Problem 1: The Permanence Assertion
The first problem is that argument is built on an assertion. The assertion is that an experience has to be permanent for it to have meaning. The assertion is never proven, it is obstinately accepted by fiat by the theist. Yet, I know that holding my daughter the moment she was born, was an extremely meaningful experience. It still provokes a powerful reaction in me. That eventually I'll be dead, does not alter the fact that I felt something real, that it did have meaning for me. It doesn't have to be a permanent experience to have meaning.
If I don't have the belief that permanence is a prerequisite for meaning, it's not enough to keep repeating that assertion. You need to produce a strong argument, not insults, to establish it. I've never heard such an argument.
Problem 2: An eternal afterlife makes this life meaningless
This can be established by comparing the different outcomes under different assumptions about an afterlife.
Lets suppose however, that each experience in Heaven gives a payoff of B, you average an annual level of happiness of b when you're alive in the mortal realm, and that each torment in Hell gives you a payoff of -H. With Heaven being superior to this life, and Hell being worse, let's simply say the B > b > -H.
Both Heaven and Hell are eternal, and thus provide you with an infinite benefit (or harm) stream.

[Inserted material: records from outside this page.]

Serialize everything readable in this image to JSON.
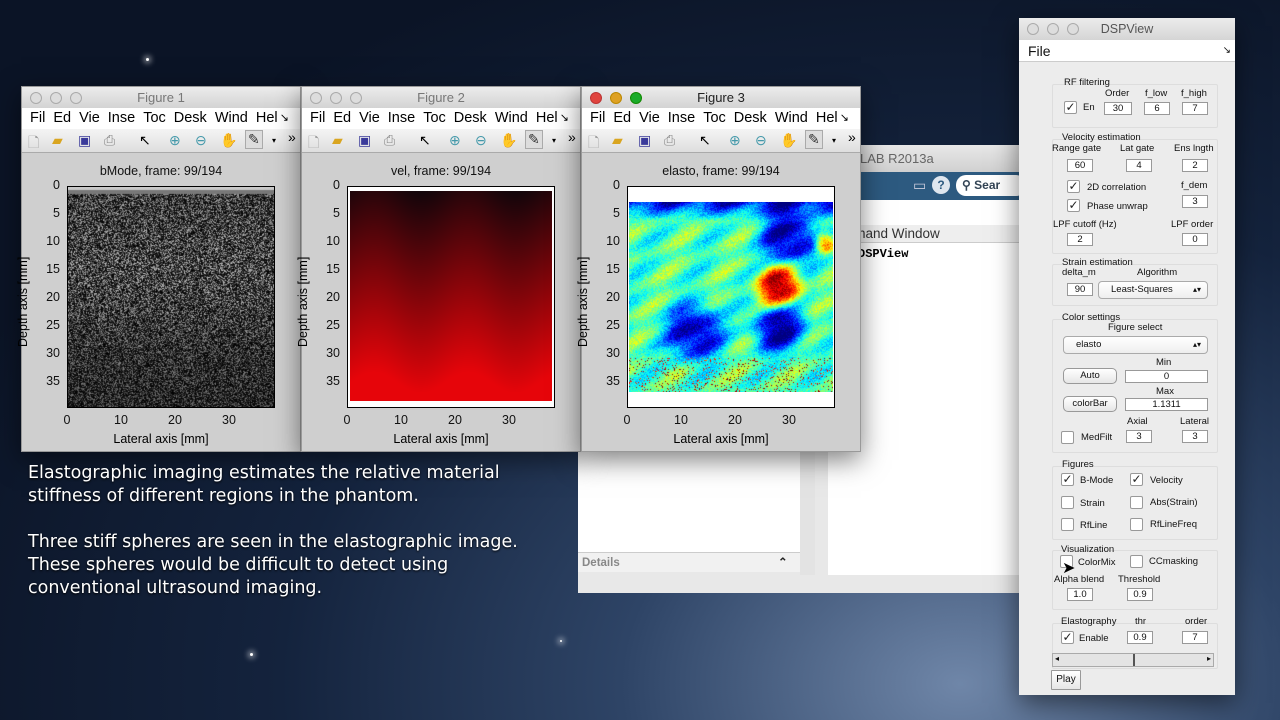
{
  "caption": {
    "p1_line1": "Elastographic imaging estimates the relative material",
    "p1_line2": "stiffness of different regions in the phantom.",
    "p2_line1": "Three stiff spheres are seen in the elastographic image.",
    "p2_line2": "These spheres would be difficult to detect using",
    "p2_line3": "conventional ultrasound imaging."
  },
  "matlab": {
    "title": "LAB R2013a",
    "search": "Sear",
    "command_window": "hand Window",
    "command": "DSPView",
    "details": "Details"
  },
  "figures": [
    {
      "window_title": "Figure 1",
      "plot_title": "bMode, frame: 99/194",
      "kind": "bmode"
    },
    {
      "window_title": "Figure 2",
      "plot_title": "vel, frame: 99/194",
      "kind": "vel"
    },
    {
      "window_title": "Figure 3",
      "plot_title": "elasto, frame: 99/194",
      "kind": "elasto"
    }
  ],
  "figure_menu": [
    "Fil",
    "Ed",
    "Vie",
    "Inse",
    "Toc",
    "Desk",
    "Wind",
    "Hel"
  ],
  "axes": {
    "xlabel": "Lateral axis [mm]",
    "ylabel": "Depth axis [mm]",
    "xticks": [
      "0",
      "10",
      "20",
      "30"
    ],
    "yticks": [
      "0",
      "5",
      "10",
      "15",
      "20",
      "25",
      "30",
      "35"
    ]
  },
  "dsp": {
    "title": "DSPView",
    "menu_file": "File",
    "rf": {
      "label": "RF filtering",
      "order_label": "Order",
      "flow_label": "f_low",
      "fhigh_label": "f_high",
      "en_label": "En",
      "en": true,
      "order": "30",
      "f_low": "6",
      "f_high": "7"
    },
    "vel": {
      "label": "Velocity estimation",
      "range_gate_label": "Range gate",
      "lat_gate_label": "Lat gate",
      "ens_label": "Ens lngth",
      "range_gate": "60",
      "lat_gate": "4",
      "ens": "2",
      "corr_label": "2D correlation",
      "corr": true,
      "fdem_label": "f_dem",
      "fdem": "3",
      "unwrap_label": "Phase unwrap",
      "unwrap": true,
      "lpf_cutoff_label": "LPF cutoff (Hz)",
      "lpf_order_label": "LPF order",
      "lpf_cutoff": "2",
      "lpf_order": "0"
    },
    "strain": {
      "label": "Strain estimation",
      "delta_label": "delta_m",
      "algo_label": "Algorithm",
      "delta": "90",
      "algorithm": "Least-Squares"
    },
    "color": {
      "label": "Color settings",
      "figsel_label": "Figure select",
      "figsel": "elasto",
      "min_label": "Min",
      "auto_label": "Auto",
      "min": "0",
      "max_label": "Max",
      "colorbar_label": "colorBar",
      "max": "1.1311",
      "axial_label": "Axial",
      "lateral_label": "Lateral",
      "medfilt_label": "MedFilt",
      "axial": "3",
      "lateral": "3"
    },
    "figures": {
      "label": "Figures",
      "bmode": "B-Mode",
      "velocity": "Velocity",
      "strain": "Strain",
      "abs_strain": "Abs(Strain)",
      "rfline": "RfLine",
      "rflinefreq": "RfLineFreq"
    },
    "vis": {
      "label": "Visualization",
      "colormix": "ColorMix",
      "ccmasking": "CCmasking",
      "alpha_label": "Alpha blend",
      "threshold_label": "Threshold",
      "alpha": "1.0",
      "threshold": "0.9"
    },
    "elasto": {
      "label": "Elastography",
      "thr_label": "thr",
      "order_label": "order",
      "enable_label": "Enable",
      "thr": "0.9",
      "order": "7",
      "slider_value": 0.5
    },
    "play": "Play"
  },
  "check": "✓"
}
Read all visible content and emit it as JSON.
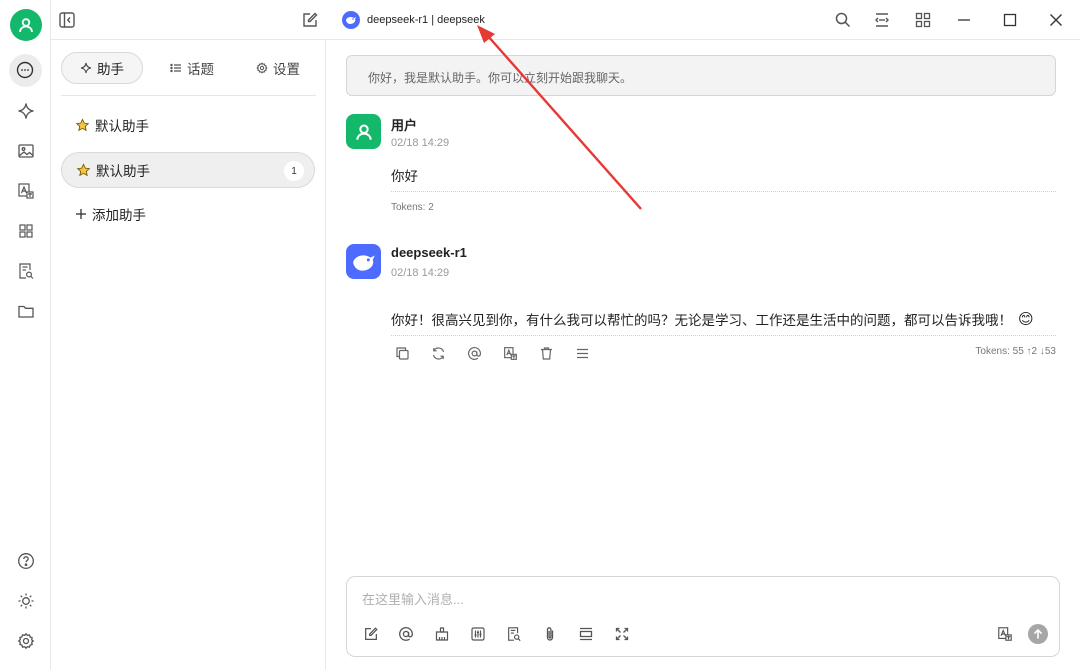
{
  "window": {
    "model_label": "deepseek-r1 | deepseek"
  },
  "sidebar_rail": {
    "items": [
      {
        "icon": "chat-icon",
        "active": true
      },
      {
        "icon": "sparkle-icon"
      },
      {
        "icon": "image-icon"
      },
      {
        "icon": "translate-icon"
      },
      {
        "icon": "apps-grid-icon"
      },
      {
        "icon": "document-search-icon"
      },
      {
        "icon": "folder-icon"
      }
    ],
    "bottom": [
      {
        "icon": "help-icon"
      },
      {
        "icon": "theme-sun-icon"
      },
      {
        "icon": "settings-gear-icon"
      }
    ]
  },
  "panel": {
    "tabs": [
      {
        "label": "助手",
        "icon": "sparkle-icon",
        "active": true
      },
      {
        "label": "话题",
        "icon": "list-icon"
      },
      {
        "label": "设置",
        "icon": "gear-icon"
      }
    ],
    "assistants": [
      {
        "name": "默认助手",
        "icon": "star-icon"
      },
      {
        "name": "默认助手",
        "icon": "star-icon",
        "selected": true,
        "badge": "1"
      }
    ],
    "add_label": "添加助手"
  },
  "chat": {
    "system_prompt": "你好，我是默认助手。你可以立刻开始跟我聊天。",
    "messages": [
      {
        "sender": "用户",
        "time": "02/18 14:29",
        "content": "你好",
        "tokens": "Tokens: 2"
      },
      {
        "sender": "deepseek-r1",
        "time": "02/18 14:29",
        "content": "你好！很高兴见到你，有什么我可以帮忙的吗？无论是学习、工作还是生活中的问题，都可以告诉我哦！",
        "emoji": "😊",
        "tokens": "Tokens: 55 ↑2 ↓53"
      }
    ],
    "input_placeholder": "在这里输入消息..."
  },
  "colors": {
    "user_avatar": "#14b86b",
    "deepseek_brand": "#4d6bfe",
    "annotation_arrow": "#e53935"
  }
}
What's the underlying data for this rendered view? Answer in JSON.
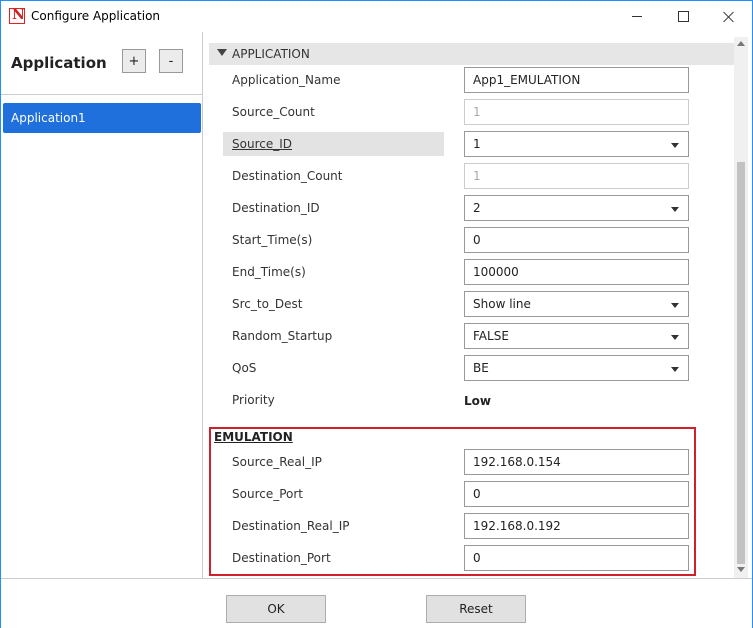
{
  "window": {
    "title": "Configure Application"
  },
  "sidebar": {
    "heading": "Application",
    "add_label": "+",
    "remove_label": "-",
    "items": [
      "Application1"
    ],
    "selected_color": "#1f6fdc"
  },
  "section": {
    "title": "APPLICATION",
    "rows": [
      {
        "label": "Application_Name",
        "value": "App1_EMULATION",
        "kind": "text"
      },
      {
        "label": "Source_Count",
        "value": "1",
        "kind": "disabled"
      },
      {
        "label": "Source_ID",
        "value": "1",
        "kind": "dropdown",
        "highlighted": true
      },
      {
        "label": "Destination_Count",
        "value": "1",
        "kind": "disabled"
      },
      {
        "label": "Destination_ID",
        "value": "2",
        "kind": "dropdown"
      },
      {
        "label": "Start_Time(s)",
        "value": "0",
        "kind": "text"
      },
      {
        "label": "End_Time(s)",
        "value": "100000",
        "kind": "text"
      },
      {
        "label": "Src_to_Dest",
        "value": "Show line",
        "kind": "dropdown"
      },
      {
        "label": "Random_Startup",
        "value": "FALSE",
        "kind": "dropdown"
      },
      {
        "label": "QoS",
        "value": "BE",
        "kind": "dropdown"
      },
      {
        "label": "Priority",
        "value": "Low",
        "kind": "static"
      }
    ]
  },
  "emulation": {
    "title": "EMULATION",
    "border_color": "#d0202a",
    "rows": [
      {
        "label": "Source_Real_IP",
        "value": "192.168.0.154"
      },
      {
        "label": "Source_Port",
        "value": "0"
      },
      {
        "label": "Destination_Real_IP",
        "value": "192.168.0.192"
      },
      {
        "label": "Destination_Port",
        "value": "0"
      }
    ]
  },
  "footer": {
    "ok_label": "OK",
    "reset_label": "Reset"
  }
}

Hence the actual payoff to being in heaven is ∞B and the payoff to being in hell is ∞(-H). With these being infinite streams, then the B and and -H is not really relevant. Heaven has an infinitely positive good payoff, Hell an infinitely negative payoff. This is largely the logic behind Pascal's Wager. In that wager doesn't matter how unlikely you think Christianity is true, you will always win by being a Christian (or feigning being one). The size of the payoff completely dominates the probabilities.
Your earthly existence, assuming you generally enjoyed life, has a payoff of tb, where t is the number of years you lived. This has to be finite. Nobody is immortal.
So the ratio of payoffs of of your mortal life to heaven is tb/∞, or zero (0). In short, your mortal life is such a tiny fraction of your total existence that all your earthly experiences vanish to nothingness. You may as well shuffle off to the afterlife as fast as you can.
If we change the assumptions to an atheist one, then there is no afterlife. All the afterlife payoffs drop to zero. Which means the ratio of payoffs to a mortal life, to the after life, is tb/0. With denominator being 0, the ratio is ∞. In short, every experience now is of profound value when we recognise its finite. The only way life can have meaning, is if it is finite in nature.
Problem 3: the Omniscience Dilemma
It gets worse if the deity is omniscient (all-knowing) as is attributed to the Abrahamic god Yaweh. Now its not just short, finite life you face that produces meaningless. Because this deity knew before you were born, where you would end up after death. If you're Hell-bound, because say you voted for Hillary Clinton or had some gay friends, Yaweh knows you can't change anything to escape Hell. You'll exist for an insignfiicant fraction of time, before suffering horrible torture. The same argument applies to heaven. Life isn't really a test if your deity already knows you're going to pass and get to Heaven. What possible meaning can life have, if there's not a single thing you can change to avoid your eternal fate?
The argument atheists can have no meaning to their life is not based on rational deliberation. I suspect rather, it's based on being intimidated by mortality and hoping a pact with an ancient god will allow the theist to escape this. People do derive however, meaning from their lives in varied ways. Living according to the values of some ancient Near Eastern pastoralists doesn't really satisfy the goals of all. Indeed, I'm surprised anyone finds it satisfying.